Work request:
Each record below is to be copied word for word, with pictures removed.

Supplied records:
•••
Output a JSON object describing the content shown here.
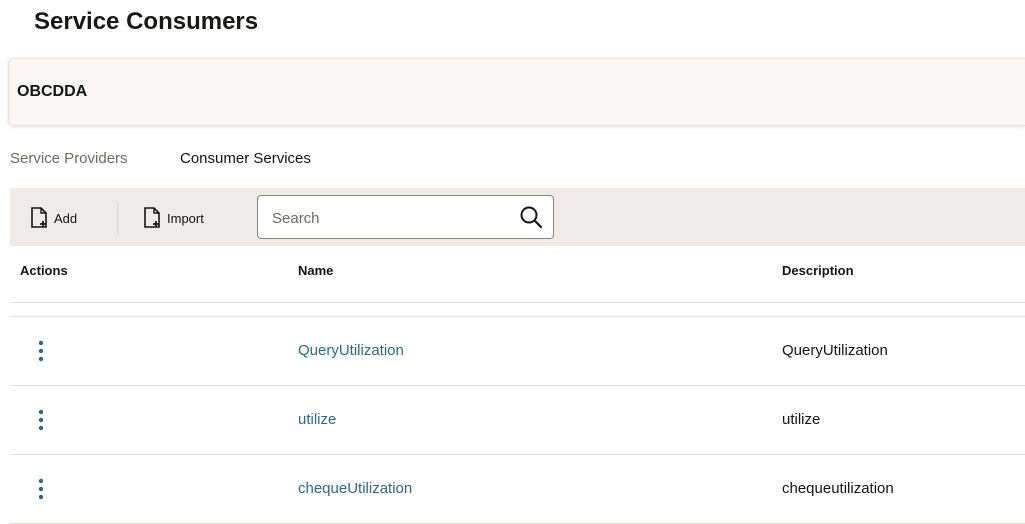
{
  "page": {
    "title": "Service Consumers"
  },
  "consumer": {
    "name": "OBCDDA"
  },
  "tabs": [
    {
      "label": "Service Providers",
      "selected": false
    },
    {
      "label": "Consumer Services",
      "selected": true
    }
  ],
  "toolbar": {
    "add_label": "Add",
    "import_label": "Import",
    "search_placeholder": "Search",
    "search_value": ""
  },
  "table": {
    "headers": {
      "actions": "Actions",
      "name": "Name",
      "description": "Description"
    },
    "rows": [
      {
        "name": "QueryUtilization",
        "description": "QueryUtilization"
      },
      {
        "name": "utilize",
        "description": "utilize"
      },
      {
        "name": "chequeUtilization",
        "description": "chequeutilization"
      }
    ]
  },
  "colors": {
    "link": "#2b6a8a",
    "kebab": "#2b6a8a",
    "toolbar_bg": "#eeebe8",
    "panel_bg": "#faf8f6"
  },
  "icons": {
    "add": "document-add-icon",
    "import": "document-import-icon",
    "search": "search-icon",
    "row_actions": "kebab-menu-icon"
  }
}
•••
Reply to the exercise:
Output a JSON object describing the content shown here.
{
  "page": {
    "title": "Service Consumers"
  },
  "consumer": {
    "name": "OBCDDA"
  },
  "tabs": [
    {
      "label": "Service Providers",
      "selected": false
    },
    {
      "label": "Consumer Services",
      "selected": true
    }
  ],
  "toolbar": {
    "add_label": "Add",
    "import_label": "Import",
    "search_placeholder": "Search",
    "search_value": ""
  },
  "table": {
    "headers": {
      "actions": "Actions",
      "name": "Name",
      "description": "Description"
    },
    "rows": [
      {
        "name": "QueryUtilization",
        "description": "QueryUtilization"
      },
      {
        "name": "utilize",
        "description": "utilize"
      },
      {
        "name": "chequeUtilization",
        "description": "chequeutilization"
      }
    ]
  },
  "colors": {
    "link": "#2b6a8a",
    "kebab": "#2b6a8a",
    "toolbar_bg": "#eeebe8",
    "panel_bg": "#faf8f6"
  },
  "icons": {
    "add": "document-add-icon",
    "import": "document-import-icon",
    "search": "search-icon",
    "row_actions": "kebab-menu-icon"
  }
}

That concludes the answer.